Ute Indians and Ute Pass History

The Ute Indians had roamed the Front Range Mountains for hundreds or even thousands of years prior to the first European settlers discovering the area. They were a stout and rugged people who formerly occupied the entire Rocky Mountain range in what is now Colorado, as well as parts of the Wahsatch Range in Utah. They would frequent the area now called Manitou Springs where they and other Indian groups believed the Great Spirit of Manitou to reside, evident by his breathing in the bubbling mineral springs. Manitou Springs was considered a sacred place where they would visit to offer tributes to their gods and receive healing and fortune for both their hunting efforts and battles with warring tribes. It was also a vantage point where they could see the plains and watch for evidence of advancing warring plains Indians which then allowed them to retreat up the pass to safety. The enemy plains Indians also used the Ute trail to search for game, salt, and lodgepoles (McConnell, 1963; Accola, 1976; PNF, #25).

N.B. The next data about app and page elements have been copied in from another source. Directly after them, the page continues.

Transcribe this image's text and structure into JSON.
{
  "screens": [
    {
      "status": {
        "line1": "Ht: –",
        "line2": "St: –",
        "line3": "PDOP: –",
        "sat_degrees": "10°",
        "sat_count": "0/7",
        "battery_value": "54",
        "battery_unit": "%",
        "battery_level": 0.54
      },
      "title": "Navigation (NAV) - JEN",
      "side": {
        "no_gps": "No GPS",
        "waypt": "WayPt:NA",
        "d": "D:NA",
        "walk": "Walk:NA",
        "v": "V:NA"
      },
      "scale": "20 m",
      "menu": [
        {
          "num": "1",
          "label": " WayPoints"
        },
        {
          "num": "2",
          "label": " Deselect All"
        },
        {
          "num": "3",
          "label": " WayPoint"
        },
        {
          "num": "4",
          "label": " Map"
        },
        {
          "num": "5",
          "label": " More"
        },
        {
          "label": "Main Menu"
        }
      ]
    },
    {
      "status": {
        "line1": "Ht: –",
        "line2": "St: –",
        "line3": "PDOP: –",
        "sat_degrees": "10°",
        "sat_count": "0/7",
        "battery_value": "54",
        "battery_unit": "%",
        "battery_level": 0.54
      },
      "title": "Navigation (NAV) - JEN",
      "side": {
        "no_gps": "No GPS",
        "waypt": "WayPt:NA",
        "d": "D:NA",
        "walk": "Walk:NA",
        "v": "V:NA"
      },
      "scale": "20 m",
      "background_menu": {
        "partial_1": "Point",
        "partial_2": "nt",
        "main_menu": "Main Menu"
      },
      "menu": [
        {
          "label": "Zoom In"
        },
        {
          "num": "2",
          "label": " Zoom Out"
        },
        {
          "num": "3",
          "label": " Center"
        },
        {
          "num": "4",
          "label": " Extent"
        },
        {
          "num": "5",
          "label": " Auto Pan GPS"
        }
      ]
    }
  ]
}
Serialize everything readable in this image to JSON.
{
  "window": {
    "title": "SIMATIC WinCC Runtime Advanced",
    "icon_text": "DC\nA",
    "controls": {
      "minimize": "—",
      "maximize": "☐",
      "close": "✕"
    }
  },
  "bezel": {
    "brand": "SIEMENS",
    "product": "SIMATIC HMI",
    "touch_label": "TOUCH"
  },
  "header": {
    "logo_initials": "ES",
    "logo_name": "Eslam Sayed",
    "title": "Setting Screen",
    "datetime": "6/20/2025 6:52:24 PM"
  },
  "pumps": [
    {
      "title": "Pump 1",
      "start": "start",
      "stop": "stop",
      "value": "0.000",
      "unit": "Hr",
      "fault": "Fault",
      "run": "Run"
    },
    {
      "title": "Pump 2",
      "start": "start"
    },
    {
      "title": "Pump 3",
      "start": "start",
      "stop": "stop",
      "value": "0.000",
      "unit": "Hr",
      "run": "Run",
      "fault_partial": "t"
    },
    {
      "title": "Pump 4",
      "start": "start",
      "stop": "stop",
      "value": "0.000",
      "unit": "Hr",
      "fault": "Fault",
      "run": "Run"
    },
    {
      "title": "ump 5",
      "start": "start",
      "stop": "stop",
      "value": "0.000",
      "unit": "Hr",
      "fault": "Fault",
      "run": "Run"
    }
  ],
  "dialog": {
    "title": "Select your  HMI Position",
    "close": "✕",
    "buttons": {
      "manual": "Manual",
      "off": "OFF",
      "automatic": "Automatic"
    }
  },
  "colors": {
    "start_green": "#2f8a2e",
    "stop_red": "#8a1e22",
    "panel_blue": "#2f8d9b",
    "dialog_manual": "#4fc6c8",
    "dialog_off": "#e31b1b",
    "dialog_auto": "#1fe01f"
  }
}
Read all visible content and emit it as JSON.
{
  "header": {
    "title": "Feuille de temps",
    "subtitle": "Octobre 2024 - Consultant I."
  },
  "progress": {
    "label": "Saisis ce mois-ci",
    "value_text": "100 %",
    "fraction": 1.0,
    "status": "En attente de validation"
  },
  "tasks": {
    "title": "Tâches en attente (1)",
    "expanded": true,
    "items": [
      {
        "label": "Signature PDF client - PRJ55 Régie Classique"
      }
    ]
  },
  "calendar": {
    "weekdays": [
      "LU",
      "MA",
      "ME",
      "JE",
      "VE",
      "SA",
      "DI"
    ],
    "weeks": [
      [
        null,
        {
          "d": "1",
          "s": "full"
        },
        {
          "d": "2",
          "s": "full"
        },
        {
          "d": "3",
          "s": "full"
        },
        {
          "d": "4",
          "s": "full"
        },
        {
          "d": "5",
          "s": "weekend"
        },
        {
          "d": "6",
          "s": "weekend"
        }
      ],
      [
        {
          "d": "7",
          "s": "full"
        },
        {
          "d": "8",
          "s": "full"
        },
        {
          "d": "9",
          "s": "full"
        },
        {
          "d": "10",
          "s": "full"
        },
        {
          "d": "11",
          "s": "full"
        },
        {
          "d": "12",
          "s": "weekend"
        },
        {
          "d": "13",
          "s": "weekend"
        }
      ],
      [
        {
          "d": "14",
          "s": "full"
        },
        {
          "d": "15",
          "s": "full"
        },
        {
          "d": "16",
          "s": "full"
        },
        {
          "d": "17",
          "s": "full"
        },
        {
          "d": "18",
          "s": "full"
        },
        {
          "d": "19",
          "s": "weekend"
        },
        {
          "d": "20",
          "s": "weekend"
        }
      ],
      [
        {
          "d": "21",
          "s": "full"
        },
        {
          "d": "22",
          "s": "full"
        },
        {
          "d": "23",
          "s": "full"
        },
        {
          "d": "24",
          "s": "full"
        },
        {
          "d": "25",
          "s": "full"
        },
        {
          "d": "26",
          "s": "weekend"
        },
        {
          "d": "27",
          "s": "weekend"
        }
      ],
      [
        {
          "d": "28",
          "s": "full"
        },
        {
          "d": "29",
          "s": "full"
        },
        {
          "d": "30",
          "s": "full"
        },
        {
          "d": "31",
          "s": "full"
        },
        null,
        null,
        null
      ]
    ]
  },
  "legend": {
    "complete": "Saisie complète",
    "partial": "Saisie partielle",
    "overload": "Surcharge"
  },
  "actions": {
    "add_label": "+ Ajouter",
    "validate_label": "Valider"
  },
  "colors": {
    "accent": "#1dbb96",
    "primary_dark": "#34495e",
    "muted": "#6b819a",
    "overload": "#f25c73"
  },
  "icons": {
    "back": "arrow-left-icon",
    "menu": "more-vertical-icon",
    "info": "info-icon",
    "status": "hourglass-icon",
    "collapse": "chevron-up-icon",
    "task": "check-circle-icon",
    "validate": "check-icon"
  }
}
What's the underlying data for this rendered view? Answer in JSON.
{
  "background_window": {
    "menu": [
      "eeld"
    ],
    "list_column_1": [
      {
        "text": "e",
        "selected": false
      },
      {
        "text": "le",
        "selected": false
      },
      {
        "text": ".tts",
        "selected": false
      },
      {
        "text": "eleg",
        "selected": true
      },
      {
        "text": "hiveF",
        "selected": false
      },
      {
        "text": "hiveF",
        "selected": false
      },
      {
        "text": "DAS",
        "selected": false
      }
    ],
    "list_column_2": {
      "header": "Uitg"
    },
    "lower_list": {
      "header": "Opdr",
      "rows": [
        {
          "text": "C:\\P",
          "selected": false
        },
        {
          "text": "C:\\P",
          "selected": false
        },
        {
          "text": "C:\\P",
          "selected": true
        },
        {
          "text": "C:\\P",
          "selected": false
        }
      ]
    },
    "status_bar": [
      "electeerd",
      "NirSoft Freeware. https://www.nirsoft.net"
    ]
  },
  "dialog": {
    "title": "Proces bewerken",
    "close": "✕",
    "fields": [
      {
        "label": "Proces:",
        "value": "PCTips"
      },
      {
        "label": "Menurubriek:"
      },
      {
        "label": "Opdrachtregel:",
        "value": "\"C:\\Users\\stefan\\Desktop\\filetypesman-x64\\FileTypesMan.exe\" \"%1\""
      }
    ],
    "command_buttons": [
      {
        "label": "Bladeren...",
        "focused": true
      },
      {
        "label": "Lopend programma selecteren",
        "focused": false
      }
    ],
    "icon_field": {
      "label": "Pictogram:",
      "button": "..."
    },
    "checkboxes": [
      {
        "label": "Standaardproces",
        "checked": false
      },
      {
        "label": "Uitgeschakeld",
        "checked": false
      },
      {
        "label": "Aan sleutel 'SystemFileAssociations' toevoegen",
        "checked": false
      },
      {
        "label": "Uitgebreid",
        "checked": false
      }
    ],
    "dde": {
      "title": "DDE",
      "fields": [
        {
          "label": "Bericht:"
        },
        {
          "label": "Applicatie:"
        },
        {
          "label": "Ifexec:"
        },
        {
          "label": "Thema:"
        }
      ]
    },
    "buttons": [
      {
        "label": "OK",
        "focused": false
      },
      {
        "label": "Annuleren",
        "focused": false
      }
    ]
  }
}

An interesting Ute legend of the origins of Pikes Peak and their people is as follows. The Great Spirit formed the "Great Peak" by pouring snow and ice through a funnel in the sky. He then stepped to the top of the mountain from the clouds poking holes with his fingers into the ground for the plants and trees to grow in. Later, his daughter was captured by a grizzly bear and forced to marry it, producing children that became the Indians. To punish the grizzly bear, the Great Spirit then took his grandchildren back and made the grizzly walk on all fours, rather than his usual upright stance.